To do
Look through the records below, and whenever a line contains "this", copy it.

Data listing
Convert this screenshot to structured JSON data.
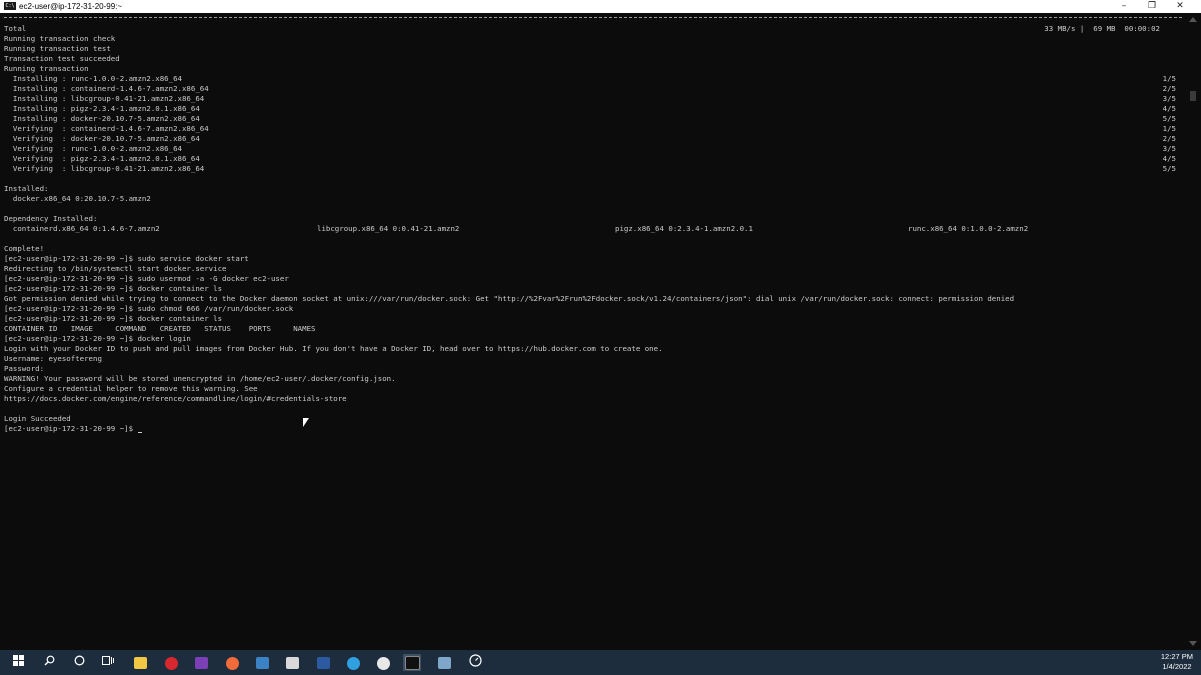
{
  "window": {
    "title": "ec2-user@ip-172-31-20-99:~",
    "icon_text": "C:\\",
    "minimize": "–",
    "maximize": "❐",
    "close": "✕"
  },
  "terminal": {
    "progress": "33 MB/s |  69 MB  00:00:02",
    "lines": [
      "Total",
      "Running transaction check",
      "Running transaction test",
      "Transaction test succeeded",
      "Running transaction",
      "  Installing : runc-1.0.0-2.amzn2.x86_64",
      "  Installing : containerd-1.4.6-7.amzn2.x86_64",
      "  Installing : libcgroup-0.41-21.amzn2.x86_64",
      "  Installing : pigz-2.3.4-1.amzn2.0.1.x86_64",
      "  Installing : docker-20.10.7-5.amzn2.x86_64",
      "  Verifying  : containerd-1.4.6-7.amzn2.x86_64",
      "  Verifying  : docker-20.10.7-5.amzn2.x86_64",
      "  Verifying  : runc-1.0.0-2.amzn2.x86_64",
      "  Verifying  : pigz-2.3.4-1.amzn2.0.1.x86_64",
      "  Verifying  : libcgroup-0.41-21.amzn2.x86_64",
      "",
      "Installed:",
      "  docker.x86_64 0:20.10.7-5.amzn2",
      "",
      "Dependency Installed:",
      "  containerd.x86_64 0:1.4.6-7.amzn2",
      "",
      "Complete!",
      "[ec2-user@ip-172-31-20-99 ~]$ sudo service docker start",
      "Redirecting to /bin/systemctl start docker.service",
      "[ec2-user@ip-172-31-20-99 ~]$ sudo usermod -a -G docker ec2-user",
      "[ec2-user@ip-172-31-20-99 ~]$ docker container ls",
      "Got permission denied while trying to connect to the Docker daemon socket at unix:///var/run/docker.sock: Get \"http://%2Fvar%2Frun%2Fdocker.sock/v1.24/containers/json\": dial unix /var/run/docker.sock: connect: permission denied",
      "[ec2-user@ip-172-31-20-99 ~]$ sudo chmod 666 /var/run/docker.sock",
      "[ec2-user@ip-172-31-20-99 ~]$ docker container ls",
      "CONTAINER ID   IMAGE     COMMAND   CREATED   STATUS    PORTS     NAMES",
      "[ec2-user@ip-172-31-20-99 ~]$ docker login",
      "Login with your Docker ID to push and pull images from Docker Hub. If you don't have a Docker ID, head over to https://hub.docker.com to create one.",
      "Username: eyesoftereng",
      "Password:",
      "WARNING! Your password will be stored unencrypted in /home/ec2-user/.docker/config.json.",
      "Configure a credential helper to remove this warning. See",
      "https://docs.docker.com/engine/reference/commandline/login/#credentials-store",
      "",
      "Login Succeeded",
      "[ec2-user@ip-172-31-20-99 ~]$ "
    ],
    "counts": [
      "1/5",
      "2/5",
      "3/5",
      "4/5",
      "5/5",
      "1/5",
      "2/5",
      "3/5",
      "4/5",
      "5/5"
    ],
    "deps": [
      "libcgroup.x86_64 0:0.41-21.amzn2",
      "pigz.x86_64 0:2.3.4-1.amzn2.0.1",
      "runc.x86_64 0:1.0.0-2.amzn2"
    ]
  },
  "taskbar": {
    "clock_time": "12:27 PM",
    "clock_date": "1/4/2022"
  }
}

Result of the exercise
Convert this screenshot to structured JSON data.
      "Configure a credential helper to remove this warning. See",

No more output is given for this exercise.